The former couple-turned-neighbor were planning to move in together in the one-and-a-half-story house on Beard Avenue in which Rohman had lived for 20 years. However, they wanted more square footage and, now empty nests, needed a space that would suit their lifestyle.
“We love the neighborhood so much that it made sense to stay here rather than go somewhere else,” Rohman said.
They were torn between the two options. If they renovated, they wondered if there would be enough space for their essentials. Or they could rebuild, as many of their neighbors had done. In the end, they decided to raze the 1950s house and build from scratch.
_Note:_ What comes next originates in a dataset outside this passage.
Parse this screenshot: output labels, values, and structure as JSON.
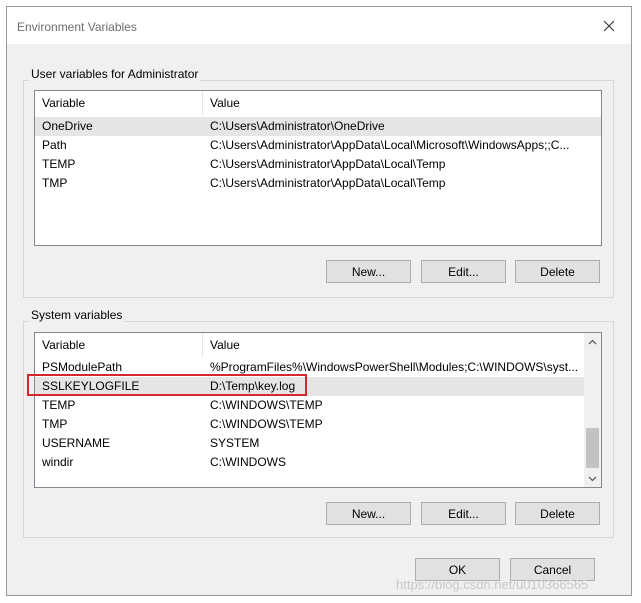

They brought in Albertsson Hansen Architecture to lead the charge.
“A modest increase”
When building a new home, the top priority was to design something that would complement the land and homes in their neighborhood in Chowen Park. Rohman said the neighborhood has evolved into stark contrasts between house types, from one-and-a-half floors to “McMansions.” They wanted a house that found a balance.
Albertsson Hansen Architecture kept them to that. When the couple wanted 9-foot ceilings as opposed to the original house which had 8-foot ceilings, architect Christine Albertsson had a better idea.
“Christine said ‘Let’s go to 8 feet 4 inches,” Rohman said. “It worked better because it looks bigger than the norm, but it doesn’t look cavernous and disproportionate.”
The downscaling seemed subtle, but mattered a lot.
“We were able to design a house that was much more respectful of the scale and character of the existing neighborhood,” said Albertsson. “If you make 9 foot ceilings on all three floors [the basement, the main level and upper level], soon it means that the house is very high. Having nice proportions and a modest raise can have a dramatic impact compared to being so tall that it no longer fits into the neighborhood. “
Defy the trends
The couple challenged residential building trends in other ways – they didn’t want a formal kitchen island or dining room. And while they wanted separate living spaces that flow together, they didn’t want those spaces to be too big.
The result is a modern take on a colonial house with a central hall.
“Each space has different characteristics and boundaries, but you can easily switch between spaces,” Albertsson said.
The couple also made sure to incorporate modern amenities such as top-notch appliances, large closets, plenty of storage, a cloakroom, and a full-size laundry room.
Windows have become an important part of the home flow.
“There are very large windows in this house,” Astromsky said. “No matter what room you are in, you feel connected to the outside. There is so much natural light.”
The outdoor spaces have also been redesigned.
“What we did was tie up the garage in the back and create a basketball court with the locker room as a link,” Albertsson said. “It served two purposes – it downplayed the importance of the street garage. And it created a backyard where Lou can play basketball with his grown sons, which they do a lot.”
A covered terrace has been added at the edge of the basketball court so that spectators can join in the fun.
“It’s one of my favorite things around the house,” Albertsson said. And “despite the narrow and difficult terrain on which the house is located, we have also made an adjoining garage and a passable driveway. “
Flexibility for the future
When designing the house, the architects also made sure to create flexible spaces.
“We built it with the idea that the house could be transformed in the future,” Albertsson said.
In the kitchen, a wall where small appliances are located can be removed to accommodate a central island if desired.
And while the two-story house has three bedrooms, it has the option of having up to five. The boudoir, which is directly opposite a bathroom, could easily be converted into a bedroom.
“If the day comes and we want to have the option, it’s there. But when you cross over, you’d never know it’s designed for a walk-in living,” Rohman said.
The basement also houses spaces that can be changed. A room that serves as an office for Astromsky, a life coach and yoga and meditation teacher, and Rohman, a certified public accountant, could be turned into a bedroom.
The duo are enjoying their new home which meets their needs today and gives them flexibility for the future.
“We didn’t want a big, sprawling suburban home, or something so big that it stood out so much,” Rohman said. “It’s the perfect mix of the two.”
About this project
What: A new construction replacing a 1950s Edina house aims to adapt to the scale of the lot and the neighborhood.
Cut: Old house, 1600 square feet, 1½ stories; new construction of 3000 square feet, two floors.
Design company: Architecture of Albertsson Hansen.
Group project: Christine Albertsson, AIA, CID; Mark Tambornino, AIA; Emily Pressprich, Assoc. AIA.